  Nearly 18 years after the establishment of the Nipa-Nipa Grand Forest Park conservation area in Southeast Sulawesi Province, Indonesia, new, broadly-supported legislation marks the beginning of its collaborative management and the end of a lengthy democratic process....

More mouths to feed. Part 2: Expanding climate-smart agriculture to secure food supply

Climate-smart agriculture, including agroforestry and other diversified farming practices, is the future of farming. The world can no longer rely on monocultural, commercial practices to feed the two billion new mouths expected by 2050. While the world is...

More mouths to feed. Part 1: Harnessing climate-smart agriculture to secure food supply

Climate-smart agriculture, including agroforestry and other diversified farming practices, has huge potential to improve food security and address climate change at the same time. Researchers, policymakers and farmers discuss what should be done to expand such practices and...

Dr Happiness Osebele, geneticist and mother of five, one of 29 senior plant breeders from around Africa attending the African Plant Breeding Academy in July 2016 at ICRAF. Photo: World Agroforestry Centre/Catharine Watson

How Happiness is breeding plants for Africa’s future

  Plant breeders are improving food plants and building a more food-secure future for Africa. One has been working at it all her life despite early challenges.   A plant breeder called Happiness spent 17 months trying to...

Forest people of DR Congo guide orphan crop research

Dr Benjamin Dowiya Nzawele, 42, arrived at the World Agroforestry Centre, also known as ICRAF, in Nairobi with an important brief from his national agricultural research institute: To “identify orphan crops not currently taken into account by INERA, their...

A talk with the Tala-andig tribe: thoughts on development, deeper engagement and mutual respect

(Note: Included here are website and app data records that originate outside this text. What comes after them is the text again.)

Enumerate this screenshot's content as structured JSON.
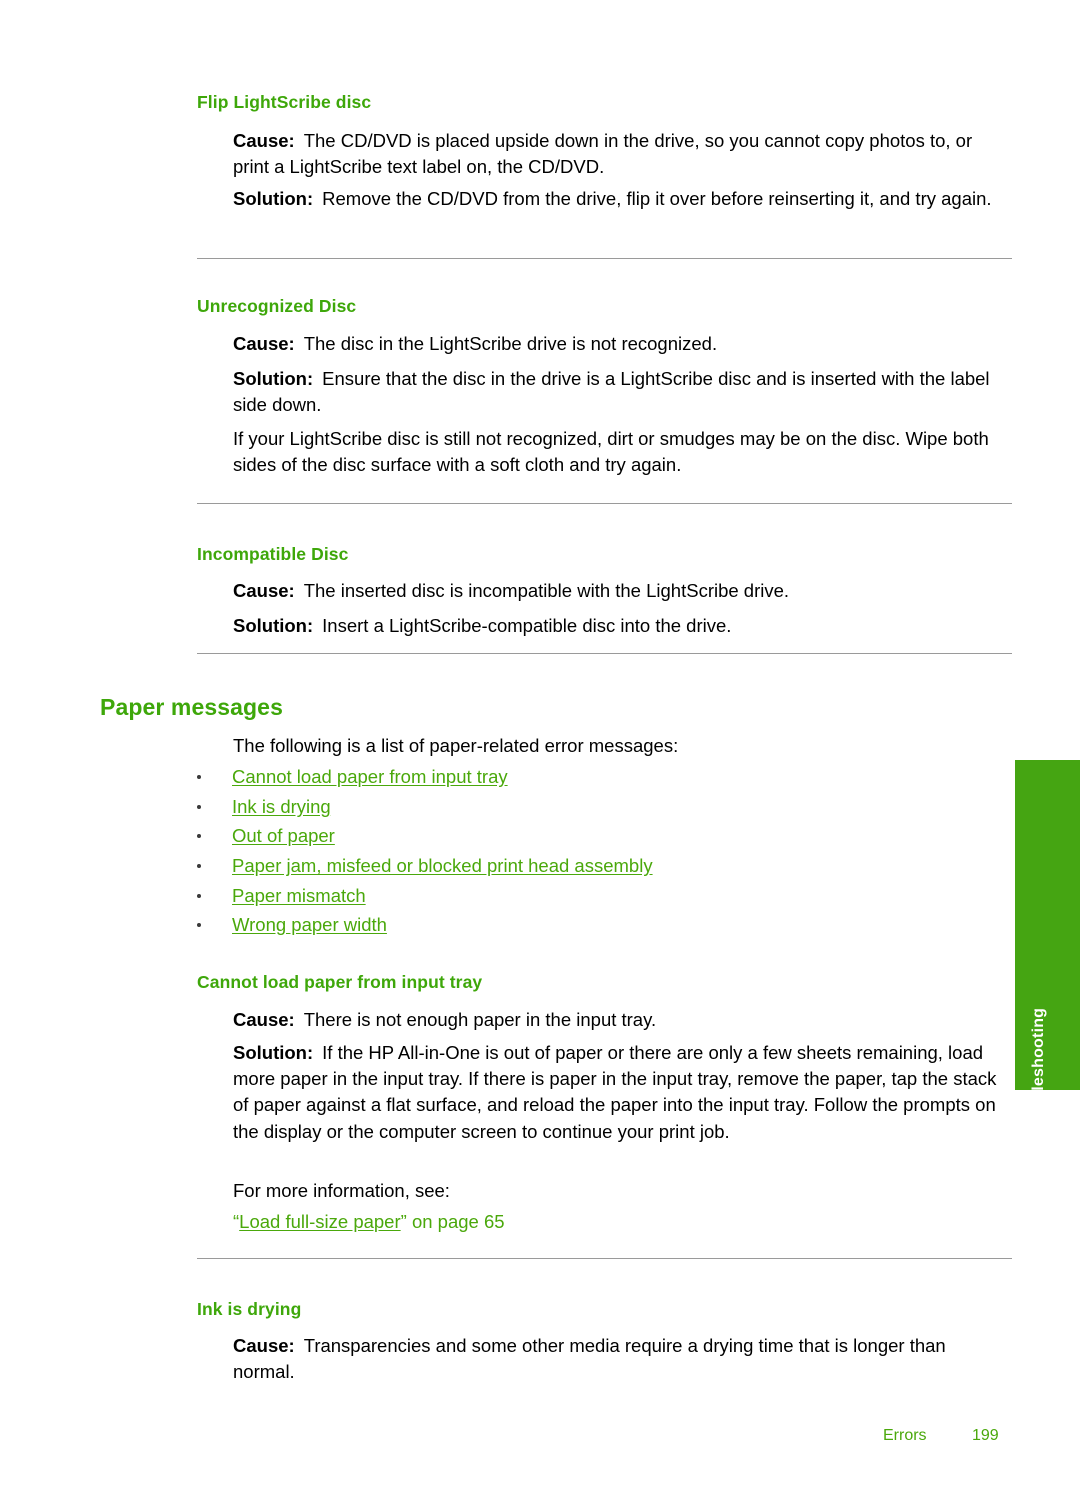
{
  "document": {
    "side_tab_label": "Troubleshooting",
    "footer": {
      "section_label": "Errors",
      "page_number": "199"
    },
    "accent_green": "#3ea70a",
    "link_green": "#4aa80b",
    "tab_green": "#45a512",
    "rule_color": "#9a9a9a"
  },
  "labels": {
    "cause": "Cause:",
    "solution": "Solution:"
  },
  "sections": {
    "flip_lightscribe": {
      "heading": "Flip LightScribe disc",
      "cause": "The CD/DVD is placed upside down in the drive, so you cannot copy photos to, or print a LightScribe text label on, the CD/DVD.",
      "solution": "Remove the CD/DVD from the drive, flip it over before reinserting it, and try again."
    },
    "unrecognized_disc": {
      "heading": "Unrecognized Disc",
      "cause": "The disc in the LightScribe drive is not recognized.",
      "solution": "Ensure that the disc in the drive is a LightScribe disc and is inserted with the label side down.",
      "note": "If your LightScribe disc is still not recognized, dirt or smudges may be on the disc. Wipe both sides of the disc surface with a soft cloth and try again."
    },
    "incompatible_disc": {
      "heading": "Incompatible Disc",
      "cause": "The inserted disc is incompatible with the LightScribe drive.",
      "solution": "Insert a LightScribe-compatible disc into the drive."
    },
    "paper_messages": {
      "heading": "Paper messages",
      "intro": "The following is a list of paper-related error messages:",
      "links": [
        "Cannot load paper from input tray",
        "Ink is drying",
        "Out of paper",
        "Paper jam, misfeed or blocked print head assembly",
        "Paper mismatch",
        "Wrong paper width"
      ]
    },
    "cannot_load_paper": {
      "heading": "Cannot load paper from input tray",
      "cause": "There is not enough paper in the input tray.",
      "solution": "If the HP All-in-One is out of paper or there are only a few sheets remaining, load more paper in the input tray. If there is paper in the input tray, remove the paper, tap the stack of paper against a flat surface, and reload the paper into the input tray. Follow the prompts on the display or the computer screen to continue your print job.",
      "more_info": "For more information, see:",
      "xref_open_quote": "“",
      "xref_link": "Load full-size paper",
      "xref_close_quote": "”",
      "xref_tail": " on page 65"
    },
    "ink_is_drying": {
      "heading": "Ink is drying",
      "cause": "Transparencies and some other media require a drying time that is longer than normal."
    }
  }
}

Research and development aim to benefit communities but how should researchers and indigenous people work together in projects? Here are some thoughts on development, deeper engagement and mutual respect based on discussions between the Tala-andig tribe and ICRAF researchers. It...